PLANS to expand a Ystrad Mynach special school have been put on hold so flooding issues can be investigated.

Caerphilly council is planning to expand Trinity Fields School on land which is currently used by Penallta RFC as their main pitch.

While the council has put forward an alternative site at Sue Noake Leisure Centre’s playing fields, there have been concerns over an ongoing flooding and sewerage problem.

South Wales Argus:

Aerial view of Trinity Fields School, Ystrad Mynach (top), showing the proximity of the Penallta RFC rugby field. Picture: Google Earth

Now, investigations from Welsh Water have led to a pause on both developments so the flooding issue can be investigated. 

During a recent inspection of the sewer network at Sue Noakes, 11 black bags full of rags and a large wooden board were removed. 

Welsh Water have described the restriction as a “significant find” and are hopeful that its removal will keep levels low.

But investigations will continue throughout summer, which has led to the school development and sports hub plans being put on hold. 

Ed Bennet, the sewerage manager at Welsh Water, said: “We are working closely with the council and Natural Resources Wales to fully investigate the breach at the Sue Noake site. 


“We need to continue with a number of complex technical surveys to identify any further problems and then agree any appropriate remedial works.

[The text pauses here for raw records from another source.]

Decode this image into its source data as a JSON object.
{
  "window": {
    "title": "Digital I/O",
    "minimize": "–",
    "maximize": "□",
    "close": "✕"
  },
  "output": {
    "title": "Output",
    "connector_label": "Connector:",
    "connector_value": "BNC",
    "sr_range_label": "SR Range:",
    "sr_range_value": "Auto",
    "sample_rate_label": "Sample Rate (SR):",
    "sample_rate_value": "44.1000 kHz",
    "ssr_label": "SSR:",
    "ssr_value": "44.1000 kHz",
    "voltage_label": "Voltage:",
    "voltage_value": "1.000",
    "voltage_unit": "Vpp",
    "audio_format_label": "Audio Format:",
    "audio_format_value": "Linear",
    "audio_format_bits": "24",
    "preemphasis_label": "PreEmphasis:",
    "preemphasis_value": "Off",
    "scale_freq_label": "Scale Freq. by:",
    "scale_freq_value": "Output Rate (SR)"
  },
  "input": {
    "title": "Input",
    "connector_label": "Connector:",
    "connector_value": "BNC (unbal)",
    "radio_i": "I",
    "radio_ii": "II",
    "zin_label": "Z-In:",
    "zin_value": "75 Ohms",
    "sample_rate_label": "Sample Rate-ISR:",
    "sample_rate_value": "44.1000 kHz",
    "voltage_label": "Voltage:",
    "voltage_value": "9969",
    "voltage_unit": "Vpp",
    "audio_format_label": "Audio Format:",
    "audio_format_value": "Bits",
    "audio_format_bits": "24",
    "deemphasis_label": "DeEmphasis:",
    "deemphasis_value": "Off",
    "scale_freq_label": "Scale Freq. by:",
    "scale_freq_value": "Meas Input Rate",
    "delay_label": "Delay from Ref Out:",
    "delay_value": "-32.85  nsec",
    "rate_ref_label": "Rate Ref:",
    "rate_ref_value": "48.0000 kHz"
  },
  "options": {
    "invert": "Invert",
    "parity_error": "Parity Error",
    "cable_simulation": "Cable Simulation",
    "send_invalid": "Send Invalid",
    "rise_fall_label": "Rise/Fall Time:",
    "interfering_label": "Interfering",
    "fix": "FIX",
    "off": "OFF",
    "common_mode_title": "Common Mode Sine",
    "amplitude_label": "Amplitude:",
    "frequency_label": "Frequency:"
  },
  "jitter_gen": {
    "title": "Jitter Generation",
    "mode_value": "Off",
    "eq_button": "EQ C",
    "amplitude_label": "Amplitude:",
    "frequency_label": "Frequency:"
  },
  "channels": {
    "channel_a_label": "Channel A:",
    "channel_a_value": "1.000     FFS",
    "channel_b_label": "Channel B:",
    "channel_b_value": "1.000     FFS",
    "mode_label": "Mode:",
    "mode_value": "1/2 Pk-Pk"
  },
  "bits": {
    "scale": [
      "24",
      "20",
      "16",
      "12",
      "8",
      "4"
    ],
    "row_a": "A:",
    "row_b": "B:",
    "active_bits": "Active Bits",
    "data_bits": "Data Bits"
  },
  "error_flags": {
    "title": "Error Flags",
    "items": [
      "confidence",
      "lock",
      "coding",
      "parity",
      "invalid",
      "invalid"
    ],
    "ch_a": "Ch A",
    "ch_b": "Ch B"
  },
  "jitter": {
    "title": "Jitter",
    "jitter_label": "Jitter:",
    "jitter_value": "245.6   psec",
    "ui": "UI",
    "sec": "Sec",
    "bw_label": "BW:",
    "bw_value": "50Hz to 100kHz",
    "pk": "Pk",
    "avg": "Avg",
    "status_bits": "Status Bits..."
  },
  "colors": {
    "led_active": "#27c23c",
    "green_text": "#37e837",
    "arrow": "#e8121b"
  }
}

We will continue to keep our key partners updated as this work progresses.”

The Leader of Caerphilly council, Cllr Philippa Marsden, said they had been “crystal clear” that no development would take place at the Sue Noake site until the flooding problems had been addressed.

She said: “We have listened to the concerns of residents and it is important that we provide Welsh Water with the appropriate time and space to investigate the problems and undertake any further works that are required.

“Our plans to progress the development, including the submission of a planning application, will be put on hold for the foreseeable future until we know the full picture and have assurances about the viability of the site for further development.”

Caerphilly MS Hefin David said he was glad the council had listened.

He said: “They have recognised that they cannot risk public money where questions remain about mitigation and they have taken the most responsible decision in the circumstances. 

“I believe that there is now space to consider how the extension of the school may still happen and indeed how additional learning needs provision may be enhanced across the borough, without a negative impact on the community in Ystrad Mynach and without the loss of the playing field. 

“The additional spaces for our most vulnerable children can be provided faster if all options are explored in the months ahead.”